Task instructions – All that is needed is each line of the entries holding the word "drive", copied as it stands.
--
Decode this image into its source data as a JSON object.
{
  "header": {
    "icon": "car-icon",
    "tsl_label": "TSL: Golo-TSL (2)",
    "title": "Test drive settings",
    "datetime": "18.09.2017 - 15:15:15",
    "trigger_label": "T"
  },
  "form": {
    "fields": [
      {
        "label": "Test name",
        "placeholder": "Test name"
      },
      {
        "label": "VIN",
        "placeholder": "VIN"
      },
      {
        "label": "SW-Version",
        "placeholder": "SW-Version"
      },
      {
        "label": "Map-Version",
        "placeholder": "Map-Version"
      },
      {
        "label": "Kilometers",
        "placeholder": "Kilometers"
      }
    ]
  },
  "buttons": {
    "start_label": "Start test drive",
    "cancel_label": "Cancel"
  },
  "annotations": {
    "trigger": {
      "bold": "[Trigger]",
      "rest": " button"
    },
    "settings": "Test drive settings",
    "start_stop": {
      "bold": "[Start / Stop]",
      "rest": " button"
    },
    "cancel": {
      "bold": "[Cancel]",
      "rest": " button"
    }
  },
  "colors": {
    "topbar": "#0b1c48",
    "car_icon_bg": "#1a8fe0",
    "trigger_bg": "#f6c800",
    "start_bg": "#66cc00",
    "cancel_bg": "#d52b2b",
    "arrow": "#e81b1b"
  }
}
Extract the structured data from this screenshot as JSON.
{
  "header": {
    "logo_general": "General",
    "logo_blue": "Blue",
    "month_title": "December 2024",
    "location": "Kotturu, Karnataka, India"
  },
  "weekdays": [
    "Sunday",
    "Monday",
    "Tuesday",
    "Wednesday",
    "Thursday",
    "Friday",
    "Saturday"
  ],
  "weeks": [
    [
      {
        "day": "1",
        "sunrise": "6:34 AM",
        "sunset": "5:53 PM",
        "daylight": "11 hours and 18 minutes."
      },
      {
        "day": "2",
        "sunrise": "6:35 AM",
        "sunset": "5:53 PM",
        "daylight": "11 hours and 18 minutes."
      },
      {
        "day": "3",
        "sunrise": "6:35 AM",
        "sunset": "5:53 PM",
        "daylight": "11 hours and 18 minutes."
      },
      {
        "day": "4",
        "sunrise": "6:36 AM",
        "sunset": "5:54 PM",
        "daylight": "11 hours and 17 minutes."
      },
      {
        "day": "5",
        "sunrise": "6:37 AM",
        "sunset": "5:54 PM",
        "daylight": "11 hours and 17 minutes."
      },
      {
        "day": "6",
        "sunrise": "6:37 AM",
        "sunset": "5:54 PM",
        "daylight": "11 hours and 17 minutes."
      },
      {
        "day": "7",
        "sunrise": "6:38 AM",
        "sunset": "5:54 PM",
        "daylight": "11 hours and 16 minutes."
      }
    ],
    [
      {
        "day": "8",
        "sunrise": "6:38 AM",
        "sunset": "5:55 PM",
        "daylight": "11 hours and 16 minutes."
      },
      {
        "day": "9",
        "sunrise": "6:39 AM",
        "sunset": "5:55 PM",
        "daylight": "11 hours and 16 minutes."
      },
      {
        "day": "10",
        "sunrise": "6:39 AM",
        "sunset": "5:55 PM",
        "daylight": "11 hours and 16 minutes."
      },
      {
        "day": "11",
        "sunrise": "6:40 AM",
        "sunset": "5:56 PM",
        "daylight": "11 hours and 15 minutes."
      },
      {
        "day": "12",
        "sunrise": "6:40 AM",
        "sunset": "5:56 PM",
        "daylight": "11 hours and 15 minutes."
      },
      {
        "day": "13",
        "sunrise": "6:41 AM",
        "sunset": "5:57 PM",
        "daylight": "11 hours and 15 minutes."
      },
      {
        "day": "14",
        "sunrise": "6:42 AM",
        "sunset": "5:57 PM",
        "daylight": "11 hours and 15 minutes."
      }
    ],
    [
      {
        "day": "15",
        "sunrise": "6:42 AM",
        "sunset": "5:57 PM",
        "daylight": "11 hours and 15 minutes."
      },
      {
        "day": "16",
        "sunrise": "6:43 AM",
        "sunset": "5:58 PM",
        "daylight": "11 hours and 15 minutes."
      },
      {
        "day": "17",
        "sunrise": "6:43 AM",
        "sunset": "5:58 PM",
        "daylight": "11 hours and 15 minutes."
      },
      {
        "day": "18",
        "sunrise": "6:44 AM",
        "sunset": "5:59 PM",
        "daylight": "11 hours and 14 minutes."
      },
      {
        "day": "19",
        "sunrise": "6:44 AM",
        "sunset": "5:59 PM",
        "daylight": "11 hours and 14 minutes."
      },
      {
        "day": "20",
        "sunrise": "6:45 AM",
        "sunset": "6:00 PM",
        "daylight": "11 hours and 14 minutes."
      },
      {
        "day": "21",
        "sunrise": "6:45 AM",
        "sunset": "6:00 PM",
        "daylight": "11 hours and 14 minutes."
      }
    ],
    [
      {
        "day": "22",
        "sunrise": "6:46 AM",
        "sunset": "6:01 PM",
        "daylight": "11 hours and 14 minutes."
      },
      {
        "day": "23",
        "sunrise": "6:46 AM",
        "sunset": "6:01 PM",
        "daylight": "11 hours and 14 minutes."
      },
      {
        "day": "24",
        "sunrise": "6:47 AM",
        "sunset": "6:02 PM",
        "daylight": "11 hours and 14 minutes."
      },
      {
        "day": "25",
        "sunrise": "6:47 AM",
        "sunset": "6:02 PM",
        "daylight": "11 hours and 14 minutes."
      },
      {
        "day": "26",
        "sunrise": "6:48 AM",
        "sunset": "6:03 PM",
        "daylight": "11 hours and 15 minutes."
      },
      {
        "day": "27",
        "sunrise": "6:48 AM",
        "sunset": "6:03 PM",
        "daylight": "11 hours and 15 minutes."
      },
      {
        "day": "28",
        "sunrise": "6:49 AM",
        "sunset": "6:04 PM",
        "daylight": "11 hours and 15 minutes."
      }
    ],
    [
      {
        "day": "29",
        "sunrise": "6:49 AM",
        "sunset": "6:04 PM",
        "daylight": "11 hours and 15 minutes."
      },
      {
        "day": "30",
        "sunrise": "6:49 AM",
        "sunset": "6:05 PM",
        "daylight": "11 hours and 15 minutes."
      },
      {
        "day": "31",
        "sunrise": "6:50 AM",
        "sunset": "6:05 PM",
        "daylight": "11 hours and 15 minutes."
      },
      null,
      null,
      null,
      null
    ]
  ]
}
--
Output of the task –
    "title": "Test drive settings",
    "start_label": "Start test drive",
    "settings": "Test drive settings",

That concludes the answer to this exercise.